Work to complete>
Except for the pictures, output the records in full and exactly.

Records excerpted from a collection
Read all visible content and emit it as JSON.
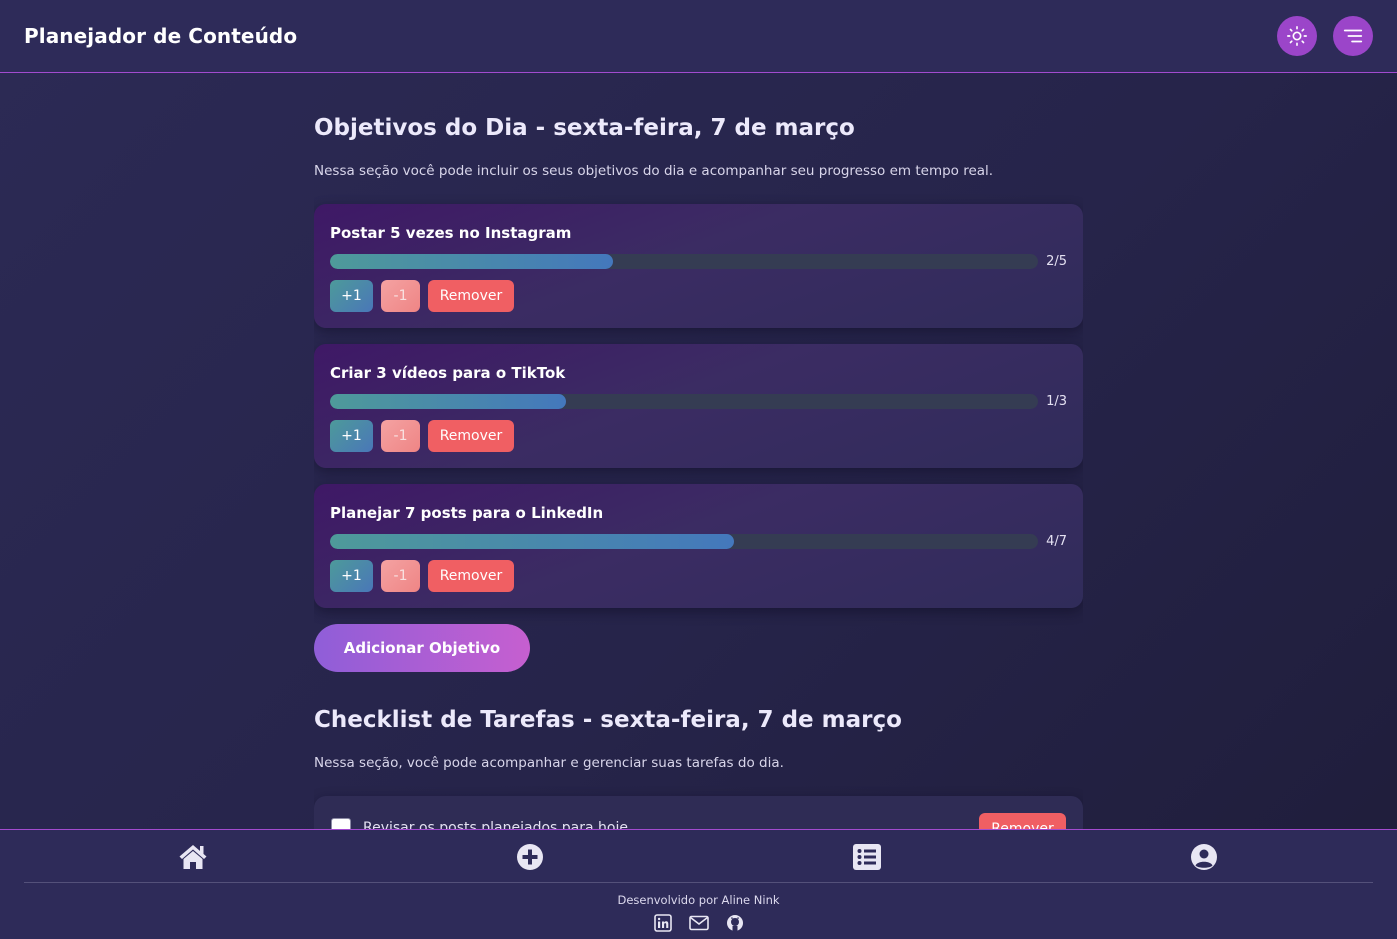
{
  "header": {
    "title": "Planejador de Conteúdo",
    "theme_icon": "sun-icon",
    "menu_icon": "menu-icon"
  },
  "goals_section": {
    "title": "Objetivos do Dia - sexta-feira, 7 de março",
    "description": "Nessa seção você pode incluir os seus objetivos do dia e acompanhar seu progresso em tempo real.",
    "goals": [
      {
        "name": "Postar 5 vezes no Instagram",
        "current": 2,
        "target": 5,
        "count_label": "2/5",
        "progress": 0.4
      },
      {
        "name": "Criar 3 vídeos para o TikTok",
        "current": 1,
        "target": 3,
        "count_label": "1/3",
        "progress": 0.333
      },
      {
        "name": "Planejar 7 posts para o LinkedIn",
        "current": 4,
        "target": 7,
        "count_label": "4/7",
        "progress": 0.571
      }
    ],
    "increment_label": "+1",
    "decrement_label": "-1",
    "remove_label": "Remover",
    "add_button_label": "Adicionar Objetivo"
  },
  "tasks_section": {
    "title": "Checklist de Tarefas - sexta-feira, 7 de março",
    "description": "Nessa seção, você pode acompanhar e gerenciar suas tarefas do dia.",
    "tasks": [
      {
        "label": "Revisar os posts planejados para hoje",
        "checked": false
      }
    ],
    "remove_label": "Remover"
  },
  "bottom_nav": {
    "items": [
      {
        "name": "home",
        "icon": "home-icon"
      },
      {
        "name": "add",
        "icon": "plus-circle-icon"
      },
      {
        "name": "list",
        "icon": "list-icon"
      },
      {
        "name": "profile",
        "icon": "user-circle-icon"
      }
    ]
  },
  "footer": {
    "credit": "Desenvolvido por Aline Nink",
    "social": [
      "linkedin-icon",
      "mail-icon",
      "github-icon"
    ]
  },
  "colors": {
    "accent": "#9b45c9",
    "header_bg": "#2e2b59",
    "progress_start": "#4e9a9a",
    "progress_end": "#4478bc",
    "remove": "#f05f63"
  }
}
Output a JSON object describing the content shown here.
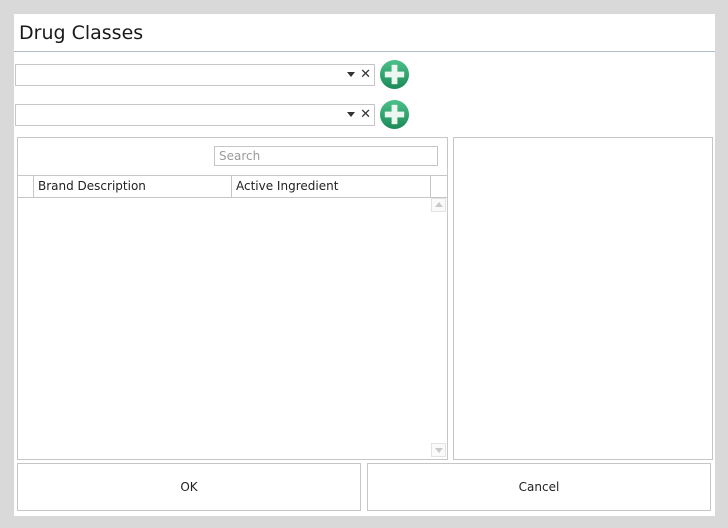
{
  "window": {
    "title": "Drug Classes"
  },
  "combos": [
    {
      "value": "",
      "clear_glyph": "✕"
    },
    {
      "value": "",
      "clear_glyph": "✕"
    }
  ],
  "add_icon": {
    "name": "plus-circle-icon",
    "color": "#2e9e6b"
  },
  "grid": {
    "search_placeholder": "Search",
    "columns": [
      "Brand Description",
      "Active Ingredient"
    ],
    "rows": []
  },
  "buttons": {
    "ok_label": "OK",
    "cancel_label": "Cancel"
  }
}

Finished exercise>
Read all visible content and emit it as JSON.
{
  "header": {
    "title": "Planejador de Conteúdo",
    "theme_icon": "sun-icon",
    "menu_icon": "menu-icon"
  },
  "goals_section": {
    "title": "Objetivos do Dia - sexta-feira, 7 de março",
    "description": "Nessa seção você pode incluir os seus objetivos do dia e acompanhar seu progresso em tempo real.",
    "goals": [
      {
        "name": "Postar 5 vezes no Instagram",
        "current": 2,
        "target": 5,
        "count_label": "2/5",
        "progress": 0.4
      },
      {
        "name": "Criar 3 vídeos para o TikTok",
        "current": 1,
        "target": 3,
        "count_label": "1/3",
        "progress": 0.333
      },
      {
        "name": "Planejar 7 posts para o LinkedIn",
        "current": 4,
        "target": 7,
        "count_label": "4/7",
        "progress": 0.571
      }
    ],
    "increment_label": "+1",
    "decrement_label": "-1",
    "remove_label": "Remover",
    "add_button_label": "Adicionar Objetivo"
  },
  "tasks_section": {
    "title": "Checklist de Tarefas - sexta-feira, 7 de março",
    "description": "Nessa seção, você pode acompanhar e gerenciar suas tarefas do dia.",
    "tasks": [
      {
        "label": "Revisar os posts planejados para hoje",
        "checked": false
      }
    ],
    "remove_label": "Remover"
  },
  "bottom_nav": {
    "items": [
      {
        "name": "home",
        "icon": "home-icon"
      },
      {
        "name": "add",
        "icon": "plus-circle-icon"
      },
      {
        "name": "list",
        "icon": "list-icon"
      },
      {
        "name": "profile",
        "icon": "user-circle-icon"
      }
    ]
  },
  "footer": {
    "credit": "Desenvolvido por Aline Nink",
    "social": [
      "linkedin-icon",
      "mail-icon",
      "github-icon"
    ]
  },
  "colors": {
    "accent": "#9b45c9",
    "header_bg": "#2e2b59",
    "progress_start": "#4e9a9a",
    "progress_end": "#4478bc",
    "remove": "#f05f63"
  }
}
Output a JSON object describing the content shown here.
{
  "window": {
    "title": "Drug Classes"
  },
  "combos": [
    {
      "value": "",
      "clear_glyph": "✕"
    },
    {
      "value": "",
      "clear_glyph": "✕"
    }
  ],
  "add_icon": {
    "name": "plus-circle-icon",
    "color": "#2e9e6b"
  },
  "grid": {
    "search_placeholder": "Search",
    "columns": [
      "Brand Description",
      "Active Ingredient"
    ],
    "rows": []
  },
  "buttons": {
    "ok_label": "OK",
    "cancel_label": "Cancel"
  }
}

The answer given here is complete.